Problem details → The lines to copy from the listing below are those that contain the string "Parlay".

The input →
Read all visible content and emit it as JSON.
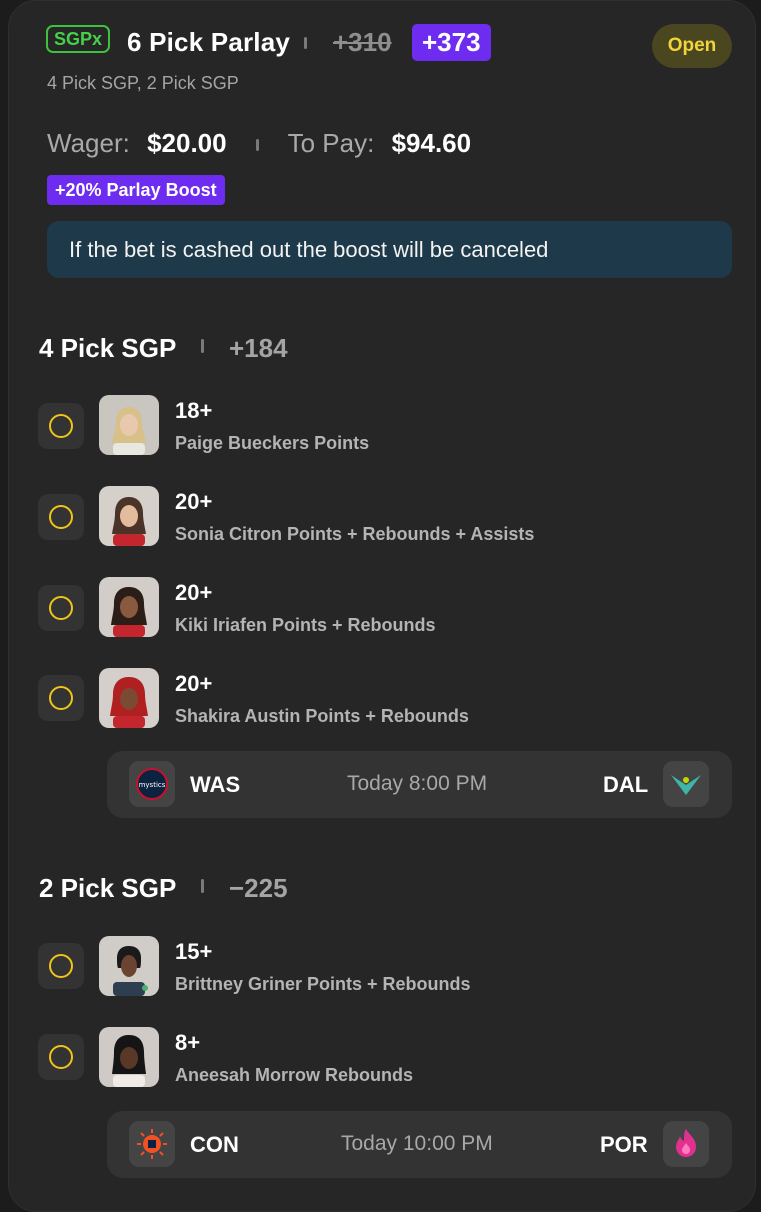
{
  "header": {
    "badge": "SGPx",
    "title": "6 Pick Parlay",
    "old_odds": "+310",
    "new_odds": "+373",
    "status": "Open",
    "subtitle": "4 Pick SGP, 2 Pick SGP"
  },
  "wager": {
    "wager_label": "Wager:",
    "wager_value": "$20.00",
    "to_pay_label": "To Pay:",
    "to_pay_value": "$94.60"
  },
  "boost": {
    "badge": "+20% Parlay Boost",
    "notice": "If the bet is cashed out the boost will be canceled"
  },
  "sections": [
    {
      "title": "4 Pick SGP",
      "odds": "+184",
      "picks": [
        {
          "value": "18+",
          "desc": "Paige Bueckers Points"
        },
        {
          "value": "20+",
          "desc": "Sonia Citron Points + Rebounds + Assists"
        },
        {
          "value": "20+",
          "desc": "Kiki Iriafen Points + Rebounds"
        },
        {
          "value": "20+",
          "desc": "Shakira Austin Points + Rebounds"
        }
      ],
      "game": {
        "away": "WAS",
        "time": "Today 8:00 PM",
        "home": "DAL"
      }
    },
    {
      "title": "2 Pick SGP",
      "odds": "−225",
      "picks": [
        {
          "value": "15+",
          "desc": "Brittney Griner Points + Rebounds"
        },
        {
          "value": "8+",
          "desc": "Aneesah Morrow Rebounds"
        }
      ],
      "game": {
        "away": "CON",
        "time": "Today 10:00 PM",
        "home": "POR"
      }
    }
  ],
  "colors": {
    "accent_purple": "#6d2cf0",
    "sgpx_green": "#46d04a",
    "open_yellow": "#f2d33a",
    "pending_circle": "#f0c419",
    "notice_bg": "#1e3a4a"
  }
}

Task answer →
    "title": "6 Pick Parlay",
    "badge": "+20% Parlay Boost",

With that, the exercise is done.